PROBLEM STATEMENT ▸
Print the full set of records below, character for character and picture-free.

(RECORDS FOR THE EXERCISE Opens)

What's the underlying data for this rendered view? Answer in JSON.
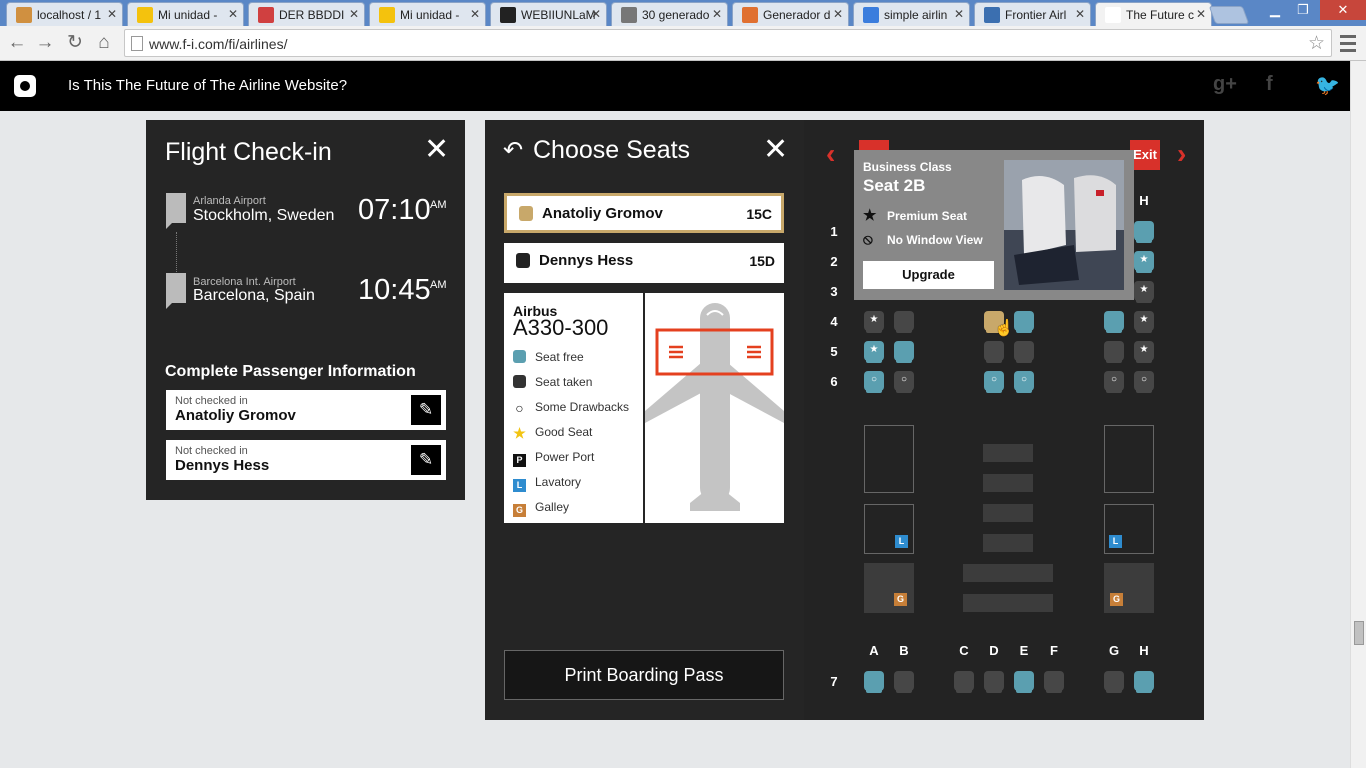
{
  "browser": {
    "tabs": [
      {
        "label": "localhost / 1",
        "favicon": "#d09040"
      },
      {
        "label": "Mi unidad -",
        "favicon": "#f4c20d"
      },
      {
        "label": "DER BBDDI",
        "favicon": "#d04040"
      },
      {
        "label": "Mi unidad -",
        "favicon": "#f4c20d"
      },
      {
        "label": "WEBIIUNLaM",
        "favicon": "#222222"
      },
      {
        "label": "30 generado",
        "favicon": "#777777"
      },
      {
        "label": "Generador d",
        "favicon": "#e07030"
      },
      {
        "label": "simple airlin",
        "favicon": "#3b7ddd"
      },
      {
        "label": "Frontier Airl",
        "favicon": "#3b6fb0"
      },
      {
        "label": "The Future c",
        "favicon": "#ffffff"
      }
    ],
    "url": "www.f-i.com/fi/airlines/"
  },
  "site": {
    "title": "Is This The Future of The Airline Website?"
  },
  "checkin": {
    "title": "Flight Check-in",
    "departure": {
      "airport": "Arlanda Airport",
      "city": "Stockholm, Sweden",
      "time": "07:10",
      "ampm": "AM"
    },
    "arrival": {
      "airport": "Barcelona Int. Airport",
      "city": "Barcelona, Spain",
      "time": "10:45",
      "ampm": "AM"
    },
    "section_title": "Complete Passenger Information",
    "passengers": [
      {
        "status": "Not checked in",
        "name": "Anatoliy Gromov"
      },
      {
        "status": "Not checked in",
        "name": "Dennys Hess"
      }
    ]
  },
  "seats": {
    "title": "Choose Seats",
    "passengers": [
      {
        "name": "Anatoliy Gromov",
        "seat": "15C"
      },
      {
        "name": "Dennys Hess",
        "seat": "15D"
      }
    ],
    "aircraft": {
      "make": "Airbus",
      "model": "A330-300"
    },
    "legend": [
      {
        "label": "Seat free",
        "icon": "seat-free-icon",
        "color": "#5b9fb0",
        "glyph": ""
      },
      {
        "label": "Seat taken",
        "icon": "seat-taken-icon",
        "color": "#333333",
        "glyph": ""
      },
      {
        "label": "Some Drawbacks",
        "icon": "drawback-icon",
        "color": "#111111",
        "glyph": "○"
      },
      {
        "label": "Good Seat",
        "icon": "star-icon",
        "color": "#f2c413",
        "glyph": "★"
      },
      {
        "label": "Power Port",
        "icon": "power-icon",
        "color": "#111111",
        "glyph": "P"
      },
      {
        "label": "Lavatory",
        "icon": "lavatory-icon",
        "color": "#2e8ccf",
        "glyph": "L"
      },
      {
        "label": "Galley",
        "icon": "galley-icon",
        "color": "#c77f38",
        "glyph": "G"
      }
    ],
    "print_label": "Print Boarding Pass"
  },
  "seatmap": {
    "columns_top": [
      "H"
    ],
    "columns_bottom": [
      "A",
      "B",
      "C",
      "D",
      "E",
      "F",
      "G",
      "H"
    ],
    "rows": [
      "1",
      "2",
      "3",
      "4",
      "5",
      "6",
      "7"
    ],
    "exit_label": "Exit",
    "lavatory_badge": "L",
    "galley_badge": "G",
    "tooltip": {
      "class": "Business Class",
      "seat": "Seat 2B",
      "features": [
        {
          "icon": "star-icon",
          "label": "Premium Seat"
        },
        {
          "icon": "no-window-icon",
          "label": "No Window View"
        }
      ],
      "upgrade_label": "Upgrade"
    }
  },
  "colors": {
    "free": "#5b9fb0",
    "taken": "#474747",
    "selected": "#c8a86a",
    "accent": "#d8312a"
  }
}
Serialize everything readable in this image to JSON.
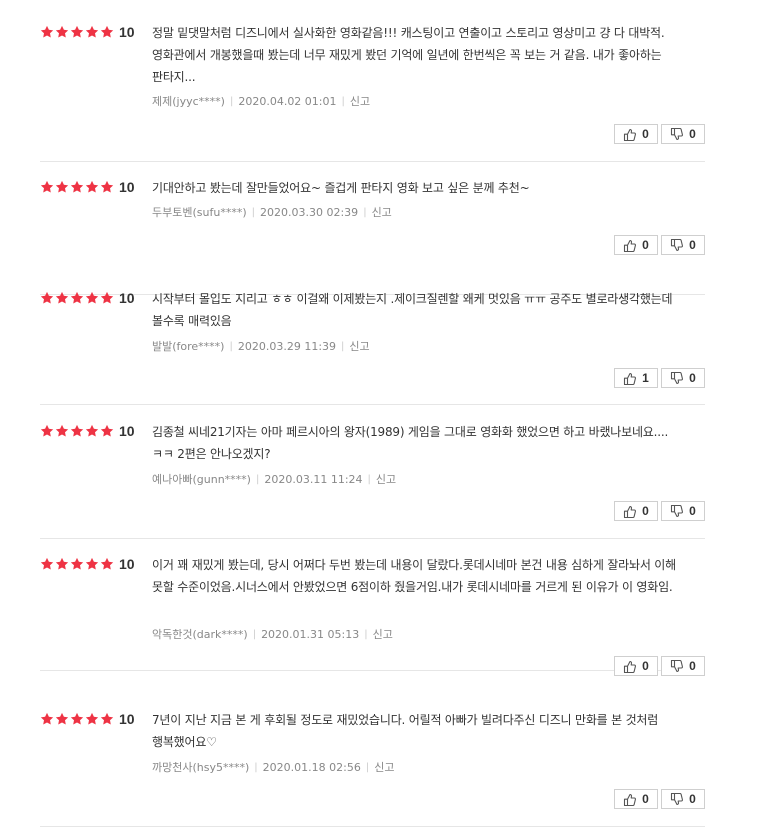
{
  "accent_color": "#ee3344",
  "reviews": [
    {
      "stars": 5,
      "score": "10",
      "text": "정말 밑댓말처럼 디즈니에서 실사화한 영화같음!!! 캐스팅이고 연출이고 스토리고 영상미고 걍 다 대박적. 영화관에서 개봉했을때 봤는데 너무 재밌게 봤던 기억에 일년에 한번씩은 꼭 보는 거 같음. 내가 좋아하는 판타지...",
      "author": "제제(jyyc****)",
      "date": "2020.04.02 01:01",
      "report": "신고",
      "likes": "0",
      "dislikes": "0"
    },
    {
      "stars": 5,
      "score": "10",
      "text": "기대안하고 봤는데 잘만들었어요~ 즐겁게 판타지 영화 보고 싶은 분께 추천~",
      "author": "두부토벤(sufu****)",
      "date": "2020.03.30 02:39",
      "report": "신고",
      "likes": "0",
      "dislikes": "0"
    },
    {
      "stars": 5,
      "score": "10",
      "text": "시작부터 몰입도 지리고 ㅎㅎ 이걸왜 이제봤는지 .제이크질렌할 왜케 멋있음 ㅠㅠ 공주도 별로라생각했는데 볼수록 매력있음",
      "author": "발발(fore****)",
      "date": "2020.03.29 11:39",
      "report": "신고",
      "likes": "1",
      "dislikes": "0"
    },
    {
      "stars": 5,
      "score": "10",
      "text": "김종철 씨네21기자는 아마 페르시아의 왕자(1989) 게임을 그대로 영화화 했었으면 하고 바랬나보네요.... ㅋㅋ 2편은 안나오겠지?",
      "author": "예나아빠(gunn****)",
      "date": "2020.03.11 11:24",
      "report": "신고",
      "likes": "0",
      "dislikes": "0"
    },
    {
      "stars": 5,
      "score": "10",
      "text": "이거 꽤 재밌게 봤는데, 당시 어쩌다 두번 봤는데 내용이 달랐다.롯데시네마 본건 내용 심하게 잘라놔서 이해 못할 수준이었음.시너스에서 안봤었으면 6점이하 줬을거임.내가 롯데시네마를 거르게 된 이유가 이 영화임.",
      "author": "악독한것(dark****)",
      "date": "2020.01.31 05:13",
      "report": "신고",
      "likes": "0",
      "dislikes": "0"
    },
    {
      "stars": 5,
      "score": "10",
      "text": "7년이 지난 지금 본 게 후회될 정도로 재밌었습니다. 어릴적 아빠가 빌려다주신 디즈니 만화를 본 것처럼 행복했어요♡",
      "author": "까망천사(hsy5****)",
      "date": "2020.01.18 02:56",
      "report": "신고",
      "likes": "0",
      "dislikes": "0"
    }
  ]
}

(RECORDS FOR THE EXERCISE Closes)

YOUR SOLUTION ▸
What's the underlying data for this rendered view? Answer in JSON.
{
  "browser": {
    "tabs": [
      {
        "label": "localhost / 1",
        "favicon": "#d09040"
      },
      {
        "label": "Mi unidad -",
        "favicon": "#f4c20d"
      },
      {
        "label": "DER BBDDI",
        "favicon": "#d04040"
      },
      {
        "label": "Mi unidad -",
        "favicon": "#f4c20d"
      },
      {
        "label": "WEBIIUNLaM",
        "favicon": "#222222"
      },
      {
        "label": "30 generado",
        "favicon": "#777777"
      },
      {
        "label": "Generador d",
        "favicon": "#e07030"
      },
      {
        "label": "simple airlin",
        "favicon": "#3b7ddd"
      },
      {
        "label": "Frontier Airl",
        "favicon": "#3b6fb0"
      },
      {
        "label": "The Future c",
        "favicon": "#ffffff"
      }
    ],
    "url": "www.f-i.com/fi/airlines/"
  },
  "site": {
    "title": "Is This The Future of The Airline Website?"
  },
  "checkin": {
    "title": "Flight Check-in",
    "departure": {
      "airport": "Arlanda Airport",
      "city": "Stockholm, Sweden",
      "time": "07:10",
      "ampm": "AM"
    },
    "arrival": {
      "airport": "Barcelona Int. Airport",
      "city": "Barcelona, Spain",
      "time": "10:45",
      "ampm": "AM"
    },
    "section_title": "Complete Passenger Information",
    "passengers": [
      {
        "status": "Not checked in",
        "name": "Anatoliy Gromov"
      },
      {
        "status": "Not checked in",
        "name": "Dennys Hess"
      }
    ]
  },
  "seats": {
    "title": "Choose Seats",
    "passengers": [
      {
        "name": "Anatoliy Gromov",
        "seat": "15C"
      },
      {
        "name": "Dennys Hess",
        "seat": "15D"
      }
    ],
    "aircraft": {
      "make": "Airbus",
      "model": "A330-300"
    },
    "legend": [
      {
        "label": "Seat free",
        "icon": "seat-free-icon",
        "color": "#5b9fb0",
        "glyph": ""
      },
      {
        "label": "Seat taken",
        "icon": "seat-taken-icon",
        "color": "#333333",
        "glyph": ""
      },
      {
        "label": "Some Drawbacks",
        "icon": "drawback-icon",
        "color": "#111111",
        "glyph": "○"
      },
      {
        "label": "Good Seat",
        "icon": "star-icon",
        "color": "#f2c413",
        "glyph": "★"
      },
      {
        "label": "Power Port",
        "icon": "power-icon",
        "color": "#111111",
        "glyph": "P"
      },
      {
        "label": "Lavatory",
        "icon": "lavatory-icon",
        "color": "#2e8ccf",
        "glyph": "L"
      },
      {
        "label": "Galley",
        "icon": "galley-icon",
        "color": "#c77f38",
        "glyph": "G"
      }
    ],
    "print_label": "Print Boarding Pass"
  },
  "seatmap": {
    "columns_top": [
      "H"
    ],
    "columns_bottom": [
      "A",
      "B",
      "C",
      "D",
      "E",
      "F",
      "G",
      "H"
    ],
    "rows": [
      "1",
      "2",
      "3",
      "4",
      "5",
      "6",
      "7"
    ],
    "exit_label": "Exit",
    "lavatory_badge": "L",
    "galley_badge": "G",
    "tooltip": {
      "class": "Business Class",
      "seat": "Seat 2B",
      "features": [
        {
          "icon": "star-icon",
          "label": "Premium Seat"
        },
        {
          "icon": "no-window-icon",
          "label": "No Window View"
        }
      ],
      "upgrade_label": "Upgrade"
    }
  },
  "colors": {
    "free": "#5b9fb0",
    "taken": "#474747",
    "selected": "#c8a86a",
    "accent": "#d8312a"
  }
}
Serialize everything readable in this image to JSON.
{
  "accent_color": "#ee3344",
  "reviews": [
    {
      "stars": 5,
      "score": "10",
      "text": "정말 밑댓말처럼 디즈니에서 실사화한 영화같음!!! 캐스팅이고 연출이고 스토리고 영상미고 걍 다 대박적. 영화관에서 개봉했을때 봤는데 너무 재밌게 봤던 기억에 일년에 한번씩은 꼭 보는 거 같음. 내가 좋아하는 판타지...",
      "author": "제제(jyyc****)",
      "date": "2020.04.02 01:01",
      "report": "신고",
      "likes": "0",
      "dislikes": "0"
    },
    {
      "stars": 5,
      "score": "10",
      "text": "기대안하고 봤는데 잘만들었어요~ 즐겁게 판타지 영화 보고 싶은 분께 추천~",
      "author": "두부토벤(sufu****)",
      "date": "2020.03.30 02:39",
      "report": "신고",
      "likes": "0",
      "dislikes": "0"
    },
    {
      "stars": 5,
      "score": "10",
      "text": "시작부터 몰입도 지리고 ㅎㅎ 이걸왜 이제봤는지 .제이크질렌할 왜케 멋있음 ㅠㅠ 공주도 별로라생각했는데 볼수록 매력있음",
      "author": "발발(fore****)",
      "date": "2020.03.29 11:39",
      "report": "신고",
      "likes": "1",
      "dislikes": "0"
    },
    {
      "stars": 5,
      "score": "10",
      "text": "김종철 씨네21기자는 아마 페르시아의 왕자(1989) 게임을 그대로 영화화 했었으면 하고 바랬나보네요.... ㅋㅋ 2편은 안나오겠지?",
      "author": "예나아빠(gunn****)",
      "date": "2020.03.11 11:24",
      "report": "신고",
      "likes": "0",
      "dislikes": "0"
    },
    {
      "stars": 5,
      "score": "10",
      "text": "이거 꽤 재밌게 봤는데, 당시 어쩌다 두번 봤는데 내용이 달랐다.롯데시네마 본건 내용 심하게 잘라놔서 이해 못할 수준이었음.시너스에서 안봤었으면 6점이하 줬을거임.내가 롯데시네마를 거르게 된 이유가 이 영화임.",
      "author": "악독한것(dark****)",
      "date": "2020.01.31 05:13",
      "report": "신고",
      "likes": "0",
      "dislikes": "0"
    },
    {
      "stars": 5,
      "score": "10",
      "text": "7년이 지난 지금 본 게 후회될 정도로 재밌었습니다. 어릴적 아빠가 빌려다주신 디즈니 만화를 본 것처럼 행복했어요♡",
      "author": "까망천사(hsy5****)",
      "date": "2020.01.18 02:56",
      "report": "신고",
      "likes": "0",
      "dislikes": "0"
    }
  ]
}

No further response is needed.